* Task details: Give back every entry below, unchanged.

* Material for this task:
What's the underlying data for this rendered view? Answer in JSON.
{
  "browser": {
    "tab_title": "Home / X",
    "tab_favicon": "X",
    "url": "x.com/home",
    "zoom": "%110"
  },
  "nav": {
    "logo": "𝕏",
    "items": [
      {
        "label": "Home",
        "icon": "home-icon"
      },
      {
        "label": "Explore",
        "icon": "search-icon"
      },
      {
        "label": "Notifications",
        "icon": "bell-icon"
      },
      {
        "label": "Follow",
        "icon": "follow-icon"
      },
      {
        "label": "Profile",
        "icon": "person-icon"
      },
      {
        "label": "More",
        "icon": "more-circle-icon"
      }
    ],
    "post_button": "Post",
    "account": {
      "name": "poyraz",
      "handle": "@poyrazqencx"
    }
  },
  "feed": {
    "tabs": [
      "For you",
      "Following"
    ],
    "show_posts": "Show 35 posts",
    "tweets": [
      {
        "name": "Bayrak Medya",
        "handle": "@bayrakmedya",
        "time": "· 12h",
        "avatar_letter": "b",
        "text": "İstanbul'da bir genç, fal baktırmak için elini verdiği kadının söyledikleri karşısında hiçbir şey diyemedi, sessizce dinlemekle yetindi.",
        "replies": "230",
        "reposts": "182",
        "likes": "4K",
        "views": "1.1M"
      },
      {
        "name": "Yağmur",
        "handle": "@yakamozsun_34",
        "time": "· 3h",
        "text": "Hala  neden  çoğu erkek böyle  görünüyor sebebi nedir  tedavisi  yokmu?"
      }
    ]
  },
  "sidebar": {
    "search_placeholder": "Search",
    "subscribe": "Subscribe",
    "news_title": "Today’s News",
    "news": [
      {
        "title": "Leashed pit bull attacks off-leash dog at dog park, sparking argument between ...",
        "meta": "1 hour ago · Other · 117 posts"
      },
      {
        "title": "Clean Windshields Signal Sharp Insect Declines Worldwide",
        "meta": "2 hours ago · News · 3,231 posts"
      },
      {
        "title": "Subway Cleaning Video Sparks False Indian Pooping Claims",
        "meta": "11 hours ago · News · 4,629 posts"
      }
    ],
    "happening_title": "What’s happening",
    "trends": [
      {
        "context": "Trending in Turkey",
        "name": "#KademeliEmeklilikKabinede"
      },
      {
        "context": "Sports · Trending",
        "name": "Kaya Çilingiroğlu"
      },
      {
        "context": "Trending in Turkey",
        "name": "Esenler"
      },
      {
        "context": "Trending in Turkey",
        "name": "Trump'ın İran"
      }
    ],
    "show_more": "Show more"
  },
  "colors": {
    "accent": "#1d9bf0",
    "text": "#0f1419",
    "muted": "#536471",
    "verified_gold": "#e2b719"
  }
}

* Response below:
What's the underlying data for this rendered view? Answer in JSON.
{
  "browser": {
    "tab_title": "Home / X",
    "tab_favicon": "X",
    "url": "x.com/home",
    "zoom": "%110"
  },
  "nav": {
    "logo": "𝕏",
    "items": [
      {
        "label": "Home",
        "icon": "home-icon"
      },
      {
        "label": "Explore",
        "icon": "search-icon"
      },
      {
        "label": "Notifications",
        "icon": "bell-icon"
      },
      {
        "label": "Follow",
        "icon": "follow-icon"
      },
      {
        "label": "Profile",
        "icon": "person-icon"
      },
      {
        "label": "More",
        "icon": "more-circle-icon"
      }
    ],
    "post_button": "Post",
    "account": {
      "name": "poyraz",
      "handle": "@poyrazqencx"
    }
  },
  "feed": {
    "tabs": [
      "For you",
      "Following"
    ],
    "show_posts": "Show 35 posts",
    "tweets": [
      {
        "name": "Bayrak Medya",
        "handle": "@bayrakmedya",
        "time": "· 12h",
        "avatar_letter": "b",
        "text": "İstanbul'da bir genç, fal baktırmak için elini verdiği kadının söyledikleri karşısında hiçbir şey diyemedi, sessizce dinlemekle yetindi.",
        "replies": "230",
        "reposts": "182",
        "likes": "4K",
        "views": "1.1M"
      },
      {
        "name": "Yağmur",
        "handle": "@yakamozsun_34",
        "time": "· 3h",
        "text": "Hala  neden  çoğu erkek böyle  görünüyor sebebi nedir  tedavisi  yokmu?"
      }
    ]
  },
  "sidebar": {
    "search_placeholder": "Search",
    "subscribe": "Subscribe",
    "news_title": "Today’s News",
    "news": [
      {
        "title": "Leashed pit bull attacks off-leash dog at dog park, sparking argument between ...",
        "meta": "1 hour ago · Other · 117 posts"
      },
      {
        "title": "Clean Windshields Signal Sharp Insect Declines Worldwide",
        "meta": "2 hours ago · News · 3,231 posts"
      },
      {
        "title": "Subway Cleaning Video Sparks False Indian Pooping Claims",
        "meta": "11 hours ago · News · 4,629 posts"
      }
    ],
    "happening_title": "What’s happening",
    "trends": [
      {
        "context": "Trending in Turkey",
        "name": "#KademeliEmeklilikKabinede"
      },
      {
        "context": "Sports · Trending",
        "name": "Kaya Çilingiroğlu"
      },
      {
        "context": "Trending in Turkey",
        "name": "Esenler"
      },
      {
        "context": "Trending in Turkey",
        "name": "Trump'ın İran"
      }
    ],
    "show_more": "Show more"
  },
  "colors": {
    "accent": "#1d9bf0",
    "text": "#0f1419",
    "muted": "#536471",
    "verified_gold": "#e2b719"
  }
}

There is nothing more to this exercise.